Single Adult Glassy-winged Sharpshooter Intercepted
Author: Brenda Ouwerkerk, Chief Deputy Agricultural Commissioner
8/28/2017 10:48:49 AM
Results from timely follow-up by the departmental Pest Detection Trappers determine no additional Sharpshooters found.
On July 13, 2017, a departmental Pest Detection Trapper found one single adult Homalodisca vitripensis, Glassy-winged Sharpshooter (GWSS) on an insect trap in a citrus tree located on a commercial property on the west side of the city of San Luis Obispo.
Departmental staff took immediate action to determine if additional Sharpshooters were present by conducting a one quarter mile radius visual survey and a high-density trapping delimitation survey encompassing a one mile radius from the citrus tree find site.

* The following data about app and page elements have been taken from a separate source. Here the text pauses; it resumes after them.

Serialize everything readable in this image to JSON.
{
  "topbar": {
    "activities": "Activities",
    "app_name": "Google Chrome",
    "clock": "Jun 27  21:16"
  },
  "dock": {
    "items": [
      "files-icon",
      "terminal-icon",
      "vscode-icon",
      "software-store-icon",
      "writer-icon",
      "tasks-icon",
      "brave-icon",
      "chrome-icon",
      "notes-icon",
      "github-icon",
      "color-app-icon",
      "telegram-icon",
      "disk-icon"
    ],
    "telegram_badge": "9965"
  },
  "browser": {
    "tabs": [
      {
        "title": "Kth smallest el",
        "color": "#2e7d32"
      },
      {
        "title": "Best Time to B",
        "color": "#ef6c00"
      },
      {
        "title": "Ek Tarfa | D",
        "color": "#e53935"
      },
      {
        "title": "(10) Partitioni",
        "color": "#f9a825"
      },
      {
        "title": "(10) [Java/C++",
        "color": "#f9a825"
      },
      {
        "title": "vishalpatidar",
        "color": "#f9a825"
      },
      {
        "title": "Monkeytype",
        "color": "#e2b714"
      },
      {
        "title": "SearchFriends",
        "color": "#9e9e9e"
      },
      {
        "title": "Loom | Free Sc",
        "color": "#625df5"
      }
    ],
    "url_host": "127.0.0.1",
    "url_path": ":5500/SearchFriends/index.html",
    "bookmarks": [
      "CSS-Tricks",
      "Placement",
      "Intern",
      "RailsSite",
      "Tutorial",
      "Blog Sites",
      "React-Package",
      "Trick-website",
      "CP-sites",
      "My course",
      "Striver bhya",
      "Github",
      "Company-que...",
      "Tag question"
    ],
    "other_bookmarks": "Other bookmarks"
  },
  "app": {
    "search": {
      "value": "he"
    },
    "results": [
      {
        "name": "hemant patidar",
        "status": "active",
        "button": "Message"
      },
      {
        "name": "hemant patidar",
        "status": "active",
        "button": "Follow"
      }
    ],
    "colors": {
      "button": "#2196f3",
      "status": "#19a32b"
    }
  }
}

The extensive trapping resulted in no signs of the presence of additional GWSS. Trappers placed 117 insect traps and performed approximately 671 total trap inspections, searching for adult sharpshooters. “The purpose of the intense trap monitoring by the Pest Detection Trappers was to determine if the single sharpshooter was a solo sharpshooter inadvertently transported to the site or if a breeding population existed”, according to Martin Settevendemie, Agricultural Commissioner/Sealer. “No signs of an established or breeding population were detected. The keen eye, quick response by staff and cooperation of residents that hosted traps are key to keeping unwanted pests from becoming established and damaging crops”, continued Settevendemie. At this time control treatments will not take place.
The visual survey also yielded no evidence of egg masses, larvae or adults in the 400 properties inspected.
The Glassy-winged Sharpshooter is an insect capable of transmitting the bacterium Xylella fastidiosa, which is responsible for multiple plant diseases including Pierce’s Disease, which is fatal to grapevines. Pierce’s Disease does not affect human or animal health.